    It seems that CQLConstraints would be better defined in an external file and run as a separate build step (like unit tests, FxCop, etc)

  • http://community.hdri.net/blogs/chads_blog cmyers

    Without knowing a lot about NDepend and CQL, a neat feature might be to have the CQL constraint language be able to reference the attributed element.

    So instead of having an attribute on m_Field and then again having to reference “m_Field” in the CQL, why not have something like:

    “IsDirectlyWritingField ::referencedField”

    That way you still retain renaming ability without sacrificing constraints.

  • http://www.NDepend.com Patrick Smacchia

    You need this everytime you want to ensure a stronger encapsulation of a field.

    A very common need for object encapsulation (not handled by the VisualStudio debugger), is to be able to track at debugging time all writing access to a field because you figured out that it ends up with an invalid state.

    You can also imagine that you wish to do something each time you access the field, such as a transformation of the value or counting the number of access, or logging etc…

    If the field get disconnected, the NDepend compiler cannot retrieve it and emit an error.
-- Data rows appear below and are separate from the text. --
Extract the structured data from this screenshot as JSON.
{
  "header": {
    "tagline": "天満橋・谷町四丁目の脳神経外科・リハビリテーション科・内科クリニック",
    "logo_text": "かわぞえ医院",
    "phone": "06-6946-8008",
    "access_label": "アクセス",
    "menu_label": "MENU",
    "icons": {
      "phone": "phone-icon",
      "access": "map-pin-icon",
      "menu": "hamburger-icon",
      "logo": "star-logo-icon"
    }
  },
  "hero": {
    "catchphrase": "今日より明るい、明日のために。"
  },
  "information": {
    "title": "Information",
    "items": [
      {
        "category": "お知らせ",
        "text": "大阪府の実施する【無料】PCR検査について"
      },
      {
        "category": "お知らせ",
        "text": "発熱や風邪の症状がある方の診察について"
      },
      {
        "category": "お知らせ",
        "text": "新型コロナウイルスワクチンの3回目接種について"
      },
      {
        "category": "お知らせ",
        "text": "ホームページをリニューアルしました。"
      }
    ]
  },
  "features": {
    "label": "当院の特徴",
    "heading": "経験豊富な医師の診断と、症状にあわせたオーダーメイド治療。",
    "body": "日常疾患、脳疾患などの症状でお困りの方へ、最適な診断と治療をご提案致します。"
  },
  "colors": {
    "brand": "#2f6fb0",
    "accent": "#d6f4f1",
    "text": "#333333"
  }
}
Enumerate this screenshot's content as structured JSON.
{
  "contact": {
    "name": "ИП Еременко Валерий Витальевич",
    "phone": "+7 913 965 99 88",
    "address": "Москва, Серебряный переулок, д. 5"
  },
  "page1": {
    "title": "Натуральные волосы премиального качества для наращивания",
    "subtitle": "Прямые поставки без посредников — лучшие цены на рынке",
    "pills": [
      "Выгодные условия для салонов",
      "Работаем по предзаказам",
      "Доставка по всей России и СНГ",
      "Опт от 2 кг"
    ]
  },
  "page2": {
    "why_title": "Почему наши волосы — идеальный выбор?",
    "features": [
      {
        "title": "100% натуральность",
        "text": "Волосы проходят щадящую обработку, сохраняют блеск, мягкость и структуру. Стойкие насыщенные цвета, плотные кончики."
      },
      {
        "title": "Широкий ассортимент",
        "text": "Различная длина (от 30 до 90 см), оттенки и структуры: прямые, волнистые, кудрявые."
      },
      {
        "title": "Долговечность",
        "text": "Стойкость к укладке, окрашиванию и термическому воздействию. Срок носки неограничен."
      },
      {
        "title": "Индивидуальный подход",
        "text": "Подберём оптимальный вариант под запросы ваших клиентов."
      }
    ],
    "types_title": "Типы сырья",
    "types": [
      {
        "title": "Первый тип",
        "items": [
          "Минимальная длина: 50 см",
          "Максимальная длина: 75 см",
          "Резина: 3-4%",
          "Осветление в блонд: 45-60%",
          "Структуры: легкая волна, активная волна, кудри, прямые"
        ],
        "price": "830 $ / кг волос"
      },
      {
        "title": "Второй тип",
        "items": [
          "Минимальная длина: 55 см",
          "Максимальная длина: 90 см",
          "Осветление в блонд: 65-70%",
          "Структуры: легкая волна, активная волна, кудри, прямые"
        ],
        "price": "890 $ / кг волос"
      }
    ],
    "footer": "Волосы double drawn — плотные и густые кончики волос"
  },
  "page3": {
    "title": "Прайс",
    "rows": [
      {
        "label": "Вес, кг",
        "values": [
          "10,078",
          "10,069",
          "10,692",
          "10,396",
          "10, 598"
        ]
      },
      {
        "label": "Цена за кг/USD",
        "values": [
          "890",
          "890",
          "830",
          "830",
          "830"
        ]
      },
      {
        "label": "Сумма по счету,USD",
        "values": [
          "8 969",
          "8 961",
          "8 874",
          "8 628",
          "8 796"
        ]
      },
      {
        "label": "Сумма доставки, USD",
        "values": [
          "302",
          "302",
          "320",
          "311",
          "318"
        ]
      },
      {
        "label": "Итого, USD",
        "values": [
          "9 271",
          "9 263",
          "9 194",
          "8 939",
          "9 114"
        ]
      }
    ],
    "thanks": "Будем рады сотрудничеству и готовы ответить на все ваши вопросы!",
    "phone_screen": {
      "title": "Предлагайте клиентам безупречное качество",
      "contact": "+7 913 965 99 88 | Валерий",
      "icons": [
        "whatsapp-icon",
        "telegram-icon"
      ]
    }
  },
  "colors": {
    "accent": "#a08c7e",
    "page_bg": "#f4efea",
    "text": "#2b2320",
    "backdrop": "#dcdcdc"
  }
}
So yes, you get warned if the field name get out of sync.

  • http://www.lostechies.com/blogs/jason_meridth Jason Meridth

    What prompted this? When would you ever need this?

    Also you’ve lost ReSharper rename power. The IsDirectlyWritingField item takes a string, so if you change the name with ReSharper (or other tools) it will be disconnected. Also same problem with the type.

    Do you get a compile-time warning/error if the attribute is disconnected from the property in any way?